Celebrating the first International Paramedics Day
A reflection from Adrian South, Paramedic & Deputy Director of Clinical Care.
The College of Paramedics has launched the first International Paramedics Day, taking place this Friday 8 July 2022. The day is an opportunity for everyone to reflect on the amazing work of paramedics and the difference they make to patients every single day.
Personally, the day has made me think about just how much the profession has progressed in just the past 20 years. I remember sitting in a national ambulance conference in 2000 as a student on one of the first university programmes, listening to a debate on whether paramedics needed degrees. "Paramedics don’t need to diagnose. Tell me, how will a degree help you follow a protocol on the way to hospital?’"
At that point the profession wasn’t registered and the accepted wisdom was that the blue book – a large binder of national training – would tell you all that you could possibly need to know. On my first day working for Dorset Ambulance Service in 2001, I was presented with my protocol folder. It contained 34 one page protocols, detailing the treatment of common conditions and the administration of a small range of medicines. How you actually reached the diagnosis to know which protocol to follow remained a mystery...
I remember the first change I ever made to paramedic practice in 2004. Challenging why so many patients were cannulated and why paramedics generally used a large bore cannula. There was no answer and little evidence. However, what was known, was that only paramedics ‘who couldn’t cannulate’ used a blue/pink on an adult. Practice changed, with pink now the most frequently used size. It was a little win, but it showed me that paramedics could affect change.
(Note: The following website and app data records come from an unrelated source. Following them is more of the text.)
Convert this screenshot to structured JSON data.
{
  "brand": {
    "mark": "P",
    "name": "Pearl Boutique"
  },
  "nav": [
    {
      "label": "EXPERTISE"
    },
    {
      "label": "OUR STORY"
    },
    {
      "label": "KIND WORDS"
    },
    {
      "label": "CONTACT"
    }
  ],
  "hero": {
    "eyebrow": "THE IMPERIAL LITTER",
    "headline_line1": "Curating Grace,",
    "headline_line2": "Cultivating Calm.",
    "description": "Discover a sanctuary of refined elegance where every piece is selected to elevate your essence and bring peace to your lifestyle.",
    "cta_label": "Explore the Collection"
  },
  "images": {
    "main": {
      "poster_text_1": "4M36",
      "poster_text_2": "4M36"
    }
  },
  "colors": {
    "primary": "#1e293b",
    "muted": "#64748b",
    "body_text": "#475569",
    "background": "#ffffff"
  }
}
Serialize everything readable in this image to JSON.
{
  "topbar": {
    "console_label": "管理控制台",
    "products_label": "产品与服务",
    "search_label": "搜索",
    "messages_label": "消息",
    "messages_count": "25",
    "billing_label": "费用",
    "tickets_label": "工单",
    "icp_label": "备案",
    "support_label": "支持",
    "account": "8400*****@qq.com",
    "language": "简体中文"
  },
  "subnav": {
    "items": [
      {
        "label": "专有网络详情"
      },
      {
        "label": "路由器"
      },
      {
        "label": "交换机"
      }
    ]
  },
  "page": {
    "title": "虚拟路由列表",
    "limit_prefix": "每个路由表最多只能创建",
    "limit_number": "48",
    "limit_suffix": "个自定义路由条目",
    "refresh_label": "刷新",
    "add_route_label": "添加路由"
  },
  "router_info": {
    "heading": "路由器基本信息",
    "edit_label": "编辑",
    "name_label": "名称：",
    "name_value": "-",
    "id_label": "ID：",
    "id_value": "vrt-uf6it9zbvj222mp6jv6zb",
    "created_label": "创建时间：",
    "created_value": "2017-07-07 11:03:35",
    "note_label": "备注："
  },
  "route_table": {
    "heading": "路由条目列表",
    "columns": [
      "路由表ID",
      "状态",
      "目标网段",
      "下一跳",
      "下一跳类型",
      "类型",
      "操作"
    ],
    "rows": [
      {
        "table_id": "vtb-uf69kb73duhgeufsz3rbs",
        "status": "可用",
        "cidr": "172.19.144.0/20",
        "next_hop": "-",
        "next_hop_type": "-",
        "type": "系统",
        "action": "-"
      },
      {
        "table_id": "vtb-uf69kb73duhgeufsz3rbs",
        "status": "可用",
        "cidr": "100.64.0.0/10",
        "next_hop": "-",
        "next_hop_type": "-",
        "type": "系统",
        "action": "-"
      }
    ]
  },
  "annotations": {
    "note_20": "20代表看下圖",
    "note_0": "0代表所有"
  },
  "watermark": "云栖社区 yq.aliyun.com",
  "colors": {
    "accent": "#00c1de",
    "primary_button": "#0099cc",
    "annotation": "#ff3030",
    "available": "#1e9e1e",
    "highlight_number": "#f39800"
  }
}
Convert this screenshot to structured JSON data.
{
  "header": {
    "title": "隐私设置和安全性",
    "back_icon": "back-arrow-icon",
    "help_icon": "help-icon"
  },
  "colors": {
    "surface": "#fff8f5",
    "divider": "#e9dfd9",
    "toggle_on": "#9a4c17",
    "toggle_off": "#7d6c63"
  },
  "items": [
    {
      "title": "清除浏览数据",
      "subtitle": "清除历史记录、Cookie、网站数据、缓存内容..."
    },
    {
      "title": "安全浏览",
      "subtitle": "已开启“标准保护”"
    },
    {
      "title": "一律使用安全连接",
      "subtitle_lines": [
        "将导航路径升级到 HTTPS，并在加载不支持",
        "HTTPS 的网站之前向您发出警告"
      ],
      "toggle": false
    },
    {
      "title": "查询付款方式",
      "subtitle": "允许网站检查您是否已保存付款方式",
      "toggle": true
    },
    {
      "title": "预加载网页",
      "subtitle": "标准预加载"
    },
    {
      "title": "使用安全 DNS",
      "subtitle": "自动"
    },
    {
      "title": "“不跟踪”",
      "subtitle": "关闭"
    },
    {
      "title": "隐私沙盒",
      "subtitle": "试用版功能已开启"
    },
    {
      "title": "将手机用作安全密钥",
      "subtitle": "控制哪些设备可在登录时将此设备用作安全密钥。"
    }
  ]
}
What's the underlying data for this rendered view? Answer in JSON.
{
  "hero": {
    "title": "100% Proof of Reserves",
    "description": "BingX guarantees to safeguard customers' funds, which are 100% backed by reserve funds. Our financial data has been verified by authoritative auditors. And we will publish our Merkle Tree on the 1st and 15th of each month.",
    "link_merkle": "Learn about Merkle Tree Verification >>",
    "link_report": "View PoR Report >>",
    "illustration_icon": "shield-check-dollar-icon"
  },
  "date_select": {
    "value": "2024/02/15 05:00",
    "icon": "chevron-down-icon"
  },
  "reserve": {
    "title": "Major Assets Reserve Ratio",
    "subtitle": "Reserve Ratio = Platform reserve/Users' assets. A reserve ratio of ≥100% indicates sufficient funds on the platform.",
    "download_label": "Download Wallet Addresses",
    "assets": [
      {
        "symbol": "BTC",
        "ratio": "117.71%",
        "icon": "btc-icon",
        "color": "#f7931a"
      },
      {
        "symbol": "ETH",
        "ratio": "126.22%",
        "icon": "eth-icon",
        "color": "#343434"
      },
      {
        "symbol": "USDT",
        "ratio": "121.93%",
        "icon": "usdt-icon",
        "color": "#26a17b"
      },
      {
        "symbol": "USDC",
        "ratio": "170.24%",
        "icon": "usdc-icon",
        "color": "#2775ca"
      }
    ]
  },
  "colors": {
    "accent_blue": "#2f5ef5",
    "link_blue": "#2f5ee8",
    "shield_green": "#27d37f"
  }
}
At that point whilst paramedics could advise on potential developments, only the Medical Advisory Group, a voluntary group of local hospital doctors, had the authority to agree changes. I became a regular attendee of the meeting and often joked that I felt like Oliver going in with my bowl to beg for more small changes. Today, working as part of a multi-professional senior team including nurses, doctors and pharmacists, paramedics are quite rightly at the forefront of driving their profession.
One of the greatest changes has been the move to treat patients at home. It’s hard to believe that this approach was only formalised in 2010 with the launch of the Right Care programme. I remember first discussing the idea in 2006 and firmly being told that ‘it’s quicker to take a patient to hospital than faff on scene pretending to be a doctor. Non-conveyance simply won’t work’. We now see and treat 32.8% of patients on-scene. Non-conveyance drove so many of the changes we take for granted. Paramedics became autonomous. We were supported to actually diagnose and we started to access community pathways. Simplistic protocols developed into the comprehensive guidance that we have today to support our clinicians.
Just 20 years ago, career progression was limited to remaining a paramedic, becoming a manager or leaving the road to be a training officer. Roles for paramedics did not exist outside of ambulance services. Today, there have never been so many opportunities for paramedics and paramedics have never been so much in demand. Within ambulance services, roles now vary widely from telephone triage to research to urgent care to critical care. Paramedic prescribing and advanced/consultant level clinical posts are particularly exciting developments, allowing paramedics to develop to their full clinical potential, in ways that we simply could not have dreamed of even a decade ago. The College of Paramedics' ‘Not All Paramedics Wear Green’ campaign was a reminder of just how many different roles are now available to paramedics outside of ambulance services.
The pace of transformation of the profession from the days of conveyance to hospital with basic protocols, to autonomous clinicians able to work in literally hundreds of different roles, using advanced skills, is unprecedented. As Paramedics we should be proud of where we have come from and focus on the difference that every one of us can make to our profession in the years to come. As ever, I’m incredibly proud of the work that our thousands of paramedics do in roles across the Trust and I'd like to also thank colleagues from across the wide range of other professions that work within SWASFT, for the care they tirelessly provide to our patients.